UK shale gas political update

Hidden within the budget of austerity, is hope for the future:

The chancellor fired the starting gun on a new “dash for gas” in a budget that was light on green pledges but contained boosts for fossil fuel companies.

Green groups reacted with dismay, arguing that the government had missed the chance to create green jobs and a low-carbon economy.

George Osborne told MPs: “Gas is cheap, has much less carbon than coal and will be the largest single source of our electricity in the coming years. And so the energy secretary will set out our new gas generation strategy in the autumn to secure investment. I also want to that ensure we extract the greatest possible amount of oil and gas from our reserves in the North Sea.”

But what about the far larger potential of UK onshore gas?  Simplly because the chancellor didn’t mention it, there is increasing hope that outside of DECC/Ofgem  are becoming far more aware of shale potential through the creation of a new committee:
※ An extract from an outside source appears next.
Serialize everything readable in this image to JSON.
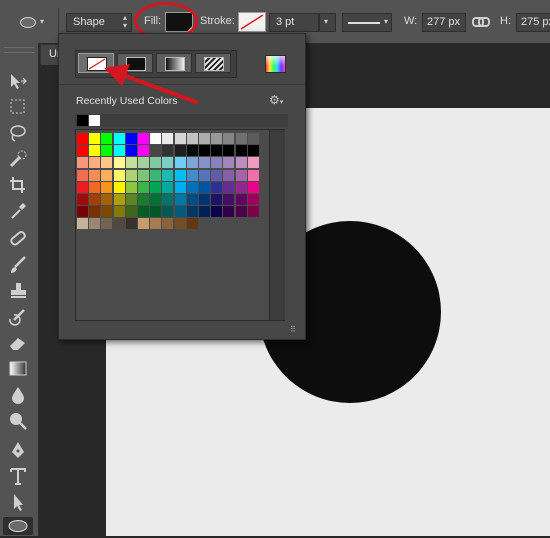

The chair of a new committee that will report to George Osborne on how the UK’s “natural capital” is being used was also named as part of the budget announcements. Dieter Helm is an economics professor at Oxford who has long been one of Osborne’s most prized advisers, particularly on energy, and he is a keen supporter of gas. In his new role, he will give advice on when, where and how natural assets – including water and land – are being used unsustainably.

Dieter Helm’s appointment is realy important. Dr Helm has been one of the the name brand energy experts here in the UK, but he’s one with a twist:  He’s a big shale fan, almost as bullish as I, as hard as that may seem: This from  a presentation he made in Warsaw in December 2011:

Helm said that questions like: “Will the shale gas happen worldwide?”, should be replaced by discussions about how big shale gas production will be.

We have shale gas in Europe. In terms of the rock structures, almost everywhere in Europe.” – said the EU expert, though warning that exploration was in very early stages and significance of this resources would remain unclear for some time.

On the other hand, the very possibility of a new source of production has already influenced the market.

“Just the physical existence, is a constraint to what others can do. This changes a security game.”

That bodes well that UK shale won’t be staying in the ground anytime soon. It’s especially notable that as an economist first and energy expert second he doesn’t cling to outdated concepts. Further proof is that unlike the Ofgem/Centrica/Gazprom  troika, he has even less time for their pet theory:

Conventional view on security of supply is we`re declining now and because oil price is going to go up, gas is going to be linked, so it`s going up too. And renewables are going to be cheap comparatively.” – he explained.

“Unfortuntely peak oil theory is a nonsense” – said Dieter Helm – “The problem is not too little oil, gas and coal but too much of them. Prices are going up – this is totally wrong.”

Chairman of Roadmap 2050 ad hoc Advisory Group supports the idea of using gas as the fastest and most solid bridge to the decarbonized future.

“You have to ask: is there a better way of attacking the issue? Is there a way of cutting increasing coal burn quickly? Yes, there is– it`s called gas.” he said.

There is an alternative to austerity.Under not only our noses, but also our feet. It’s called shale.

2 thoughts on “UK shale gas political update”

Leave a Reply

Your email address will not be published. Required fields are marked *